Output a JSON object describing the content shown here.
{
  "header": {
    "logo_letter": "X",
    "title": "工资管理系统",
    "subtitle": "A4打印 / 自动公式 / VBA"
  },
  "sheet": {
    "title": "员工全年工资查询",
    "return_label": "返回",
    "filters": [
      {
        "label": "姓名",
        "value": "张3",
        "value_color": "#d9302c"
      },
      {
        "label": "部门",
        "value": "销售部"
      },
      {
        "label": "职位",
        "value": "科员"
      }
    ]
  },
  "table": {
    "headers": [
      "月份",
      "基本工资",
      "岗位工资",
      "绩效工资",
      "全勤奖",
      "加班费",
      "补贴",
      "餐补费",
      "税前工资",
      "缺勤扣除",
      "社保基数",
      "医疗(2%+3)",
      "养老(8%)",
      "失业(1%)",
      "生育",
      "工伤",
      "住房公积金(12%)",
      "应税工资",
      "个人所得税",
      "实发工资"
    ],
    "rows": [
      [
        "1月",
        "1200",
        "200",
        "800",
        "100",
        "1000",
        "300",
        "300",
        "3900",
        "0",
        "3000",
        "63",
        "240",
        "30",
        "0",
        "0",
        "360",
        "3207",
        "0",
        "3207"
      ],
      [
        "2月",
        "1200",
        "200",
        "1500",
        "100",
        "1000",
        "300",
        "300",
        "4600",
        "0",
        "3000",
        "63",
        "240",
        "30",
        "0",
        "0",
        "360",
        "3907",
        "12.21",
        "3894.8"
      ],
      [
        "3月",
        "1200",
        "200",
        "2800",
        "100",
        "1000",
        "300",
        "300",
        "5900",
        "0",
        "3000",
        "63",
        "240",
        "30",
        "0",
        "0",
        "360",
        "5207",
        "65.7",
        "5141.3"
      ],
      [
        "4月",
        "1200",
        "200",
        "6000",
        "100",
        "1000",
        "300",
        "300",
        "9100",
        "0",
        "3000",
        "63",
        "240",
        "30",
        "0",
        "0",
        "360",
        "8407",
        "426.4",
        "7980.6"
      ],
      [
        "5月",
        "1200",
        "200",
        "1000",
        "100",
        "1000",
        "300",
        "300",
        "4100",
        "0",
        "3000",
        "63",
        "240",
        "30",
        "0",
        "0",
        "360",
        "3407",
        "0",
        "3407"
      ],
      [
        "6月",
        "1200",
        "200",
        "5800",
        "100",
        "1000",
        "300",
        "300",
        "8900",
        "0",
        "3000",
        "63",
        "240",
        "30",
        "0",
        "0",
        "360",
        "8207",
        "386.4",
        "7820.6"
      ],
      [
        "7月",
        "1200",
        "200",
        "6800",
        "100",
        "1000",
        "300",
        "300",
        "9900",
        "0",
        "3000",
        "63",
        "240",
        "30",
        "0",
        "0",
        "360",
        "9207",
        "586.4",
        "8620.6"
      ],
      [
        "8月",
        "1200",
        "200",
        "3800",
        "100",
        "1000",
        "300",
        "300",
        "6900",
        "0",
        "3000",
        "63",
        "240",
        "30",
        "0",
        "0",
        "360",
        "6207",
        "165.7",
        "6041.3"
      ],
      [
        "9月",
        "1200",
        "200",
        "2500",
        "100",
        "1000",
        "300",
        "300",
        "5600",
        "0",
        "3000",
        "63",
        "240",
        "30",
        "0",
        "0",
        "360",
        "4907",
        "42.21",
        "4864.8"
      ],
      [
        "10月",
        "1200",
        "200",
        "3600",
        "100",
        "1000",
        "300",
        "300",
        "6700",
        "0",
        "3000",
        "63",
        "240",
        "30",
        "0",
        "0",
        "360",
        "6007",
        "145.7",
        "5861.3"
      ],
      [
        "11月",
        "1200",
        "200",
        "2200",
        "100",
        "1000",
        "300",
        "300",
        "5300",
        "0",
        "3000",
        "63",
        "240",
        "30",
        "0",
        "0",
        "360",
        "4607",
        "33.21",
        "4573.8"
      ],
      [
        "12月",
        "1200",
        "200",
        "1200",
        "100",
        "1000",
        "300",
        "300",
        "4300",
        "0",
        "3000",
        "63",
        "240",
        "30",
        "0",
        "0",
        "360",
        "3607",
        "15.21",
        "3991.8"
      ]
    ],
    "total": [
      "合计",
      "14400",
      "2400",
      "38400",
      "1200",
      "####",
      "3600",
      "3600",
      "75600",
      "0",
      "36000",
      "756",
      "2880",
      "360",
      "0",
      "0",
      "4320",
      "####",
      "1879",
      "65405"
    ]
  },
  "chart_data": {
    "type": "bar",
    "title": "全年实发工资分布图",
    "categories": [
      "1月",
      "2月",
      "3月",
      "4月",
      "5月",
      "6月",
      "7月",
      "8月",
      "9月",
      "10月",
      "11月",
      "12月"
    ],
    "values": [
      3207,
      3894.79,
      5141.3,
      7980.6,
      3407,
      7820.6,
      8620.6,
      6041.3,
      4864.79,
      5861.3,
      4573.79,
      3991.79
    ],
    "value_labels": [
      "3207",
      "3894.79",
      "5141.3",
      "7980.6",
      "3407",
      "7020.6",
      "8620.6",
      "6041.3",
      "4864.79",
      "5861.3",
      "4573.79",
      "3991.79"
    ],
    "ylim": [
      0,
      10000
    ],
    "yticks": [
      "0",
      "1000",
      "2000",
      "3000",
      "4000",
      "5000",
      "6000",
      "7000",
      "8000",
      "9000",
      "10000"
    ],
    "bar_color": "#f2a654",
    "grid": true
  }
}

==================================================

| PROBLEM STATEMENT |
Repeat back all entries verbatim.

| OUTPUT OF THE EXERCISE |
Output a JSON object describing the content shown here.
{
  "header": {
    "logo_letter": "X",
    "title": "工资管理系统",
    "subtitle": "A4打印 / 自动公式 / VBA"
  },
  "sheet": {
    "title": "员工全年工资查询",
    "return_label": "返回",
    "filters": [
      {
        "label": "姓名",
        "value": "张3",
        "value_color": "#d9302c"
      },
      {
        "label": "部门",
        "value": "销售部"
      },
      {
        "label": "职位",
        "value": "科员"
      }
    ]
  },
  "table": {
    "headers": [
      "月份",
      "基本工资",
      "岗位工资",
      "绩效工资",
      "全勤奖",
      "加班费",
      "补贴",
      "餐补费",
      "税前工资",
      "缺勤扣除",
      "社保基数",
      "医疗(2%+3)",
      "养老(8%)",
      "失业(1%)",
      "生育",
      "工伤",
      "住房公积金(12%)",
      "应税工资",
      "个人所得税",
      "实发工资"
    ],
    "rows": [
      [
        "1月",
        "1200",
        "200",
        "800",
        "100",
        "1000",
        "300",
        "300",
        "3900",
        "0",
        "3000",
        "63",
        "240",
        "30",
        "0",
        "0",
        "360",
        "3207",
        "0",
        "3207"
      ],
      [
        "2月",
        "1200",
        "200",
        "1500",
        "100",
        "1000",
        "300",
        "300",
        "4600",
        "0",
        "3000",
        "63",
        "240",
        "30",
        "0",
        "0",
        "360",
        "3907",
        "12.21",
        "3894.8"
      ],
      [
        "3月",
        "1200",
        "200",
        "2800",
        "100",
        "1000",
        "300",
        "300",
        "5900",
        "0",
        "3000",
        "63",
        "240",
        "30",
        "0",
        "0",
        "360",
        "5207",
        "65.7",
        "5141.3"
      ],
      [
        "4月",
        "1200",
        "200",
        "6000",
        "100",
        "1000",
        "300",
        "300",
        "9100",
        "0",
        "3000",
        "63",
        "240",
        "30",
        "0",
        "0",
        "360",
        "8407",
        "426.4",
        "7980.6"
      ],
      [
        "5月",
        "1200",
        "200",
        "1000",
        "100",
        "1000",
        "300",
        "300",
        "4100",
        "0",
        "3000",
        "63",
        "240",
        "30",
        "0",
        "0",
        "360",
        "3407",
        "0",
        "3407"
      ],
      [
        "6月",
        "1200",
        "200",
        "5800",
        "100",
        "1000",
        "300",
        "300",
        "8900",
        "0",
        "3000",
        "63",
        "240",
        "30",
        "0",
        "0",
        "360",
        "8207",
        "386.4",
        "7820.6"
      ],
      [
        "7月",
        "1200",
        "200",
        "6800",
        "100",
        "1000",
        "300",
        "300",
        "9900",
        "0",
        "3000",
        "63",
        "240",
        "30",
        "0",
        "0",
        "360",
        "9207",
        "586.4",
        "8620.6"
      ],
      [
        "8月",
        "1200",
        "200",
        "3800",
        "100",
        "1000",
        "300",
        "300",
        "6900",
        "0",
        "3000",
        "63",
        "240",
        "30",
        "0",
        "0",
        "360",
        "6207",
        "165.7",
        "6041.3"
      ],
      [
        "9月",
        "1200",
        "200",
        "2500",
        "100",
        "1000",
        "300",
        "300",
        "5600",
        "0",
        "3000",
        "63",
        "240",
        "30",
        "0",
        "0",
        "360",
        "4907",
        "42.21",
        "4864.8"
      ],
      [
        "10月",
        "1200",
        "200",
        "3600",
        "100",
        "1000",
        "300",
        "300",
        "6700",
        "0",
        "3000",
        "63",
        "240",
        "30",
        "0",
        "0",
        "360",
        "6007",
        "145.7",
        "5861.3"
      ],
      [
        "11月",
        "1200",
        "200",
        "2200",
        "100",
        "1000",
        "300",
        "300",
        "5300",
        "0",
        "3000",
        "63",
        "240",
        "30",
        "0",
        "0",
        "360",
        "4607",
        "33.21",
        "4573.8"
      ],
      [
        "12月",
        "1200",
        "200",
        "1200",
        "100",
        "1000",
        "300",
        "300",
        "4300",
        "0",
        "3000",
        "63",
        "240",
        "30",
        "0",
        "0",
        "360",
        "3607",
        "15.21",
        "3991.8"
      ]
    ],
    "total": [
      "合计",
      "14400",
      "2400",
      "38400",
      "1200",
      "####",
      "3600",
      "3600",
      "75600",
      "0",
      "36000",
      "756",
      "2880",
      "360",
      "0",
      "0",
      "4320",
      "####",
      "1879",
      "65405"
    ]
  },
  "chart_data": {
    "type": "bar",
    "title": "全年实发工资分布图",
    "categories": [
      "1月",
      "2月",
      "3月",
      "4月",
      "5月",
      "6月",
      "7月",
      "8月",
      "9月",
      "10月",
      "11月",
      "12月"
    ],
    "values": [
      3207,
      3894.79,
      5141.3,
      7980.6,
      3407,
      7820.6,
      8620.6,
      6041.3,
      4864.79,
      5861.3,
      4573.79,
      3991.79
    ],
    "value_labels": [
      "3207",
      "3894.79",
      "5141.3",
      "7980.6",
      "3407",
      "7020.6",
      "8620.6",
      "6041.3",
      "4864.79",
      "5861.3",
      "4573.79",
      "3991.79"
    ],
    "ylim": [
      0,
      10000
    ],
    "yticks": [
      "0",
      "1000",
      "2000",
      "3000",
      "4000",
      "5000",
      "6000",
      "7000",
      "8000",
      "9000",
      "10000"
    ],
    "bar_color": "#f2a654",
    "grid": true
  }
}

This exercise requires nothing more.